Main cast: David Duchovny (Special Agent Fox Mulder), Gillian Anderson (Special Agent Dana Scully), John Neville (The Well-Manicured Man), William B Davis (The Cigarette-Smoking Man), Martin Landau (Dr Alvin Kurtzweil), and Mitch Pileggi (Assistant Director Walter Skinner)
Director: Rob Bowman
Strip away the layers of pretentious paranoia, grandiose voice-over monologues, and lack of continuity of the TV series The X-Files, and one can find the truth Chris Carter and his crew try hard to hide: it is a love story. A tale of lost souls battling to survive and find little happiness they could. For the novices, this movie details how Agents Mulder and Scully try to unravel some link between bees, viruses, men in black, and Antarctica. Don’t ask if you don’t understand, I doubt I can explain it myself in this allocated space, and I don’t think I should. After all, it can get… convoluted.
So why watch this The X-Files movie at all? Well, watch it for Mulder and Scully, two of the most genuinely made-for-each-other soul mates ever to arrive on TV and the big screen. On the surface, they are different – he’s the believer in conspiracies, mythologies, and ghosts (all the while remaining atheistic), she’s the skeptic, a medical physicist who holds Science and Catholicism as the skein of her existence. But who are they really? Two lonely people who has no one to trust but each other. He has lost his parents and sister, she has lost her daughter and sister, and they have been betrayed by everyone and just about anyone.
And in this one, the dynamics of the shared torment closes further, culminating with an aborted kiss following Mulder’s beseech to Scully not to quit and leave him alone to fight. This movie is, in fact, every shipper’s wet dream. Scully and Mulder never – probably ever – consummate their relationship, but their relationship goes beyond that – every eye contact, every gesture resonates with suppressed need for codependency and the end of the whole lonely, fucked-up journey to the Truth, whatever that is. I’m not the only one cheering when Mulder drags Scully to safety, or when Scully, upon seeing Mulder’s weakening, gathers the last of her strength to drag them both to safety.
“Scully, did you see that?” Mulder’s final words to Scully before she blacks out refers to a pivotal moment of the movie, but his eyes are looking into hers. And her eyes glistens with unshed tears and unspoken emotions before she closes them. Simply beautiful.
I suspect that the accolades have to go mainly to David Duchovny and Gillian Anderson. Mr Duchovny infuses Mulder with dry wit and irony – he looks hot, but he can’t get a date or work on his attraction to Scully to save his life – and his portrayal of Mulder is a mix of defiant anger at his helplessness in searching for the truth as well as world-weary exhaustion. He is tired, really tired. And Ms Anderson’s Scully is an amazing character of contrast. Fully in control of every one of her emotions, she just cannot let go of her grip on herself, as if in letting go, she would lose all finality in her already turbulent life. Her eyes, wide and flashing fear and stubbornness at every turn, are one of the strongest points of Scully’s character.

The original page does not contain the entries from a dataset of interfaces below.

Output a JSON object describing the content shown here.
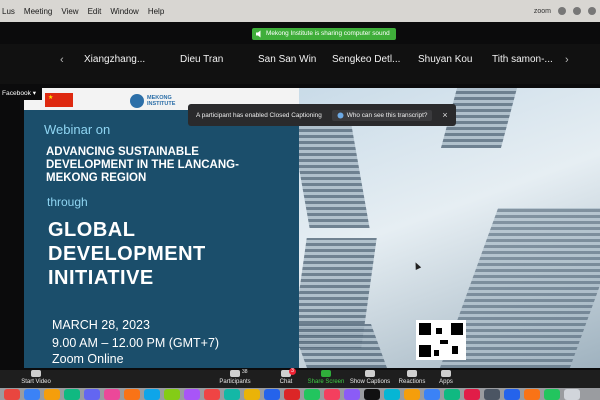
{
  "menubar": {
    "items": [
      "Lus",
      "Meeting",
      "View",
      "Edit",
      "Window",
      "Help"
    ],
    "share_text": "Mekong Institute is sharing computer sound",
    "right_label": "zoom"
  },
  "participants": [
    {
      "name": "Xiangzhang..."
    },
    {
      "name": "Dieu Tran"
    },
    {
      "name": "San San Win"
    },
    {
      "name": "Sengkeo Detl..."
    },
    {
      "name": "Shuyan Kou"
    },
    {
      "name": "Tith samon-..."
    }
  ],
  "nav": {
    "prev": "‹",
    "next": "›"
  },
  "facebook_label": "Facebook",
  "logo_text": "MEKONG\nINSTITUTE",
  "cc_notice": {
    "message": "A participant has enabled Closed Captioning",
    "link": "Who can see this transcript?",
    "close": "×"
  },
  "slide": {
    "webinar_on": "Webinar on",
    "headline": "ADVANCING SUSTAINABLE DEVELOPMENT IN THE LANCANG-MEKONG REGION",
    "through": "through",
    "initiative": "GLOBAL DEVELOPMENT INITIATIVE",
    "date": "MARCH 28, 2023",
    "time": "9.00 AM – 12.00 PM (GMT+7)",
    "venue": "Zoom Online"
  },
  "toolbar": {
    "start_video": "Start Video",
    "participants": "Participants",
    "participants_count": "38",
    "chat": "Chat",
    "chat_badge": "3",
    "share_screen": "Share Screen",
    "show_captions": "Show Captions",
    "reactions": "Reactions",
    "apps": "Apps"
  },
  "colors": {
    "slide_blue": "#1b4e6b",
    "accent_cyan": "#8fd5f2",
    "share_green": "#3fae3a"
  }
}
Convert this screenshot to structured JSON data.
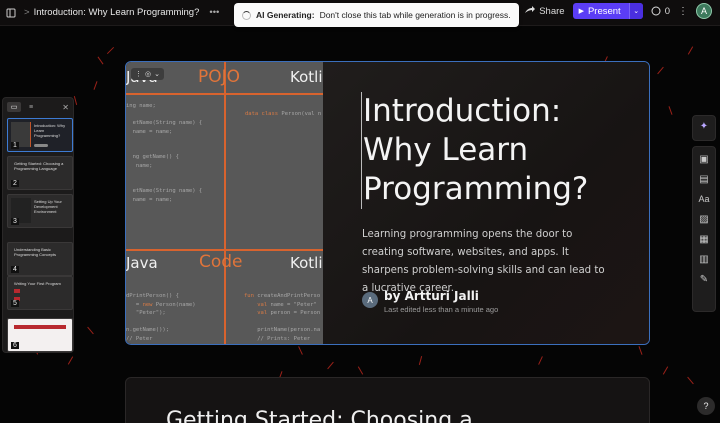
{
  "topbar": {
    "breadcrumb_sep": ">",
    "doc_title": "Introduction: Why Learn Programming?",
    "share_label": "Share",
    "present_label": "Present",
    "comment_count": "0",
    "user_initial": "A"
  },
  "status": {
    "bold": "AI Generating:",
    "message": "Don't close this tab while generation is in progress."
  },
  "thumbnails": [
    {
      "number": "1",
      "title": "Introduction: Why Learn Programming?"
    },
    {
      "number": "2",
      "title": "Getting Started: Choosing a Programming Language"
    },
    {
      "number": "3",
      "title": "Setting Up Your Development Environment"
    },
    {
      "number": "4",
      "title": "Understanding Basic Programming Concepts"
    },
    {
      "number": "5",
      "title": "Writing Your First Program"
    },
    {
      "number": "6",
      "title": ""
    }
  ],
  "slide": {
    "title": "Introduction: Why Learn Programming?",
    "body": "Learning programming opens the door to creating software, websites, and apps. It sharpens problem-solving skills and can lead to a lucrative career.",
    "author_initial": "A",
    "author_name": "by Artturi Jalli",
    "author_meta": "Last edited less than a minute ago",
    "image": {
      "label_java_top": "Java",
      "label_pojo": "POJO",
      "label_kotlin_top": "Kotlin",
      "label_java_bottom": "Java",
      "label_code": "Code",
      "label_kotlin_bottom": "Kotlin"
    }
  },
  "next_slide": {
    "title": "Getting Started: Choosing a"
  },
  "colors": {
    "accent": "#5b3df5",
    "selection": "#3b6fbd",
    "orange": "#d8632e"
  }
}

From the banter at the beginning to the long, lingering hand squeeze at the end, this movie is at its heart a love story. A tragic love story of two people who need each other but just cannot say the words in fear of the unknowns. But the end has us all hoping that one day, maybe one day, Scully and Mulder would find their peace. And that is why I, and I suspect many fans, watch this movie.